Currently 10% of all EU students study abroad with the support of public and private funds, with as many as half of this number receiving an Erasmus grant. The average monthly grant is now €272 (US$370) – a 9% rise on the previous year (€250).
While the study abroad funding offered by Erasmus is well known, many people don’t realize that the scheme also offers many grants to non-students. Between 2012 and 2013, over 52,600 academic and administrative staff received Erasmus funding for teaching or training abroad, along with 500 staff members from businesses (more than 20% up on the previous year).
(Source: European Commission)
€15 billion to be awarded in the next seven years

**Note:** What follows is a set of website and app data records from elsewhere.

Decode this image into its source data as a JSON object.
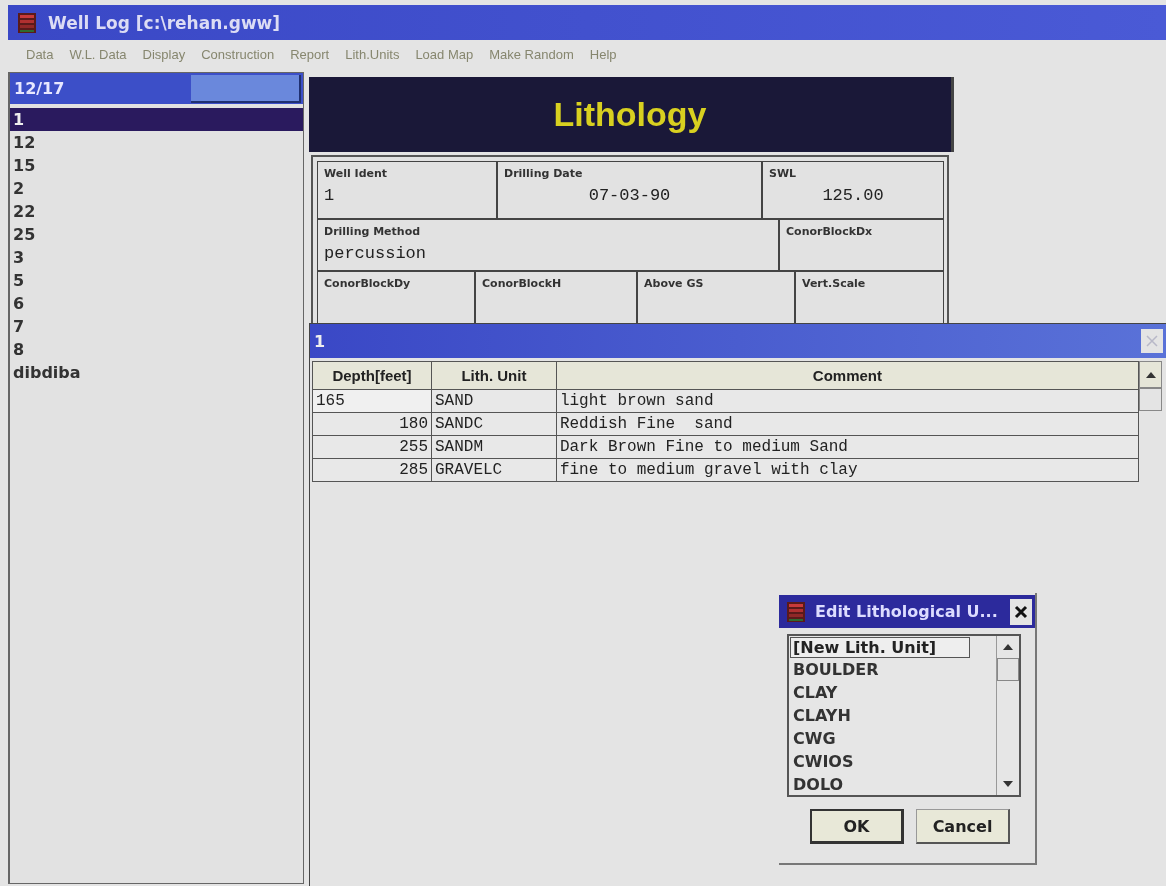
{
  "window": {
    "title": "Well Log [c:\\rehan.gww]"
  },
  "menu": [
    {
      "label": "Data",
      "disabled": true
    },
    {
      "label": "W.L. Data",
      "disabled": true
    },
    {
      "label": "Display",
      "disabled": true
    },
    {
      "label": "Construction",
      "disabled": true
    },
    {
      "label": "Report",
      "disabled": true
    },
    {
      "label": "Lith.Units",
      "disabled": true
    },
    {
      "label": "Load Map",
      "disabled": true
    },
    {
      "label": "Make Random",
      "disabled": true
    },
    {
      "label": "Help",
      "disabled": true
    }
  ],
  "well_list": {
    "header": "12/17",
    "items": [
      {
        "label": "1",
        "selected": true
      },
      {
        "label": "12",
        "selected": false
      },
      {
        "label": "15",
        "selected": false
      },
      {
        "label": "2",
        "selected": false
      },
      {
        "label": "22",
        "selected": false
      },
      {
        "label": "25",
        "selected": false
      },
      {
        "label": "3",
        "selected": false
      },
      {
        "label": "5",
        "selected": false
      },
      {
        "label": "6",
        "selected": false
      },
      {
        "label": "7",
        "selected": false
      },
      {
        "label": "8",
        "selected": false
      },
      {
        "label": "dibdiba",
        "selected": false
      }
    ]
  },
  "banner": {
    "title": "Lithology"
  },
  "well_form": {
    "fields": [
      {
        "label": "Well Ident",
        "value": "1"
      },
      {
        "label": "Drilling Date",
        "value": "07-03-90"
      },
      {
        "label": "SWL",
        "value": "125.00"
      },
      {
        "label": "Drilling Method",
        "value": "percussion"
      },
      {
        "label": "ConorBlockDx"
      },
      {
        "label": "ConorBlockDy"
      },
      {
        "label": "ConorBlockH"
      },
      {
        "label": "Above GS"
      },
      {
        "label": "Vert.Scale"
      }
    ]
  },
  "child_window": {
    "title": "1",
    "table": {
      "columns": [
        "Depth[feet]",
        "Lith. Unit",
        "Comment"
      ],
      "rows": [
        {
          "cells": [
            "165",
            "SAND",
            "light brown sand"
          ],
          "editing": true
        },
        {
          "cells": [
            "180",
            "SANDC",
            "Reddish Fine  sand"
          ],
          "editing": false
        },
        {
          "cells": [
            "255",
            "SANDM",
            "Dark Brown Fine to medium Sand"
          ],
          "editing": false
        },
        {
          "cells": [
            "285",
            "GRAVELC",
            "fine to medium gravel with clay"
          ],
          "editing": false
        }
      ]
    }
  },
  "dialog": {
    "title": "Edit Lithological U...",
    "input": {
      "value": "[New Lith. Unit]"
    },
    "items": [
      "BOULDER",
      "CLAY",
      "CLAYH",
      "CWG",
      "CWIOS",
      "DOLO"
    ],
    "buttons": [
      "OK",
      "Cancel"
    ]
  }
}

In the next period (2014-20), plans are set for the initiative to grow exponentially as part of the European Commission’s reform strategy, aimed at modernizing higher education and increasing student mobility by at least 20%. The study abroad funding that Erasmus offers is a key part of this strategy, and the scheme has been given a 40% budget increase for the next seven year period, bringing its total budget to €15 billion (US$20.4 billion).
With this extra funding, Erasmus+, launched in January of this year in place of the Lifelong Learning Programme, plans to award grants to four million people over the next seven years. Among this number are two million higher education students and 300,000 staff members. As many as 135,000 student and staff exchanges are planned to take place throughout Europe and in partner countries worldwide.
Along with European Commission’s aims for dramatically increased student mobility, Erasmus+ will now begin offering dedicated funding for apprentices and volunteers, as well as offering more flexible rules for all its grants. Erasmus+ also aims to further its support system over the coming years with added emphasis on linguistic support, as well as additional support for those with special needs or from disadvantaged backgrounds and remote areas.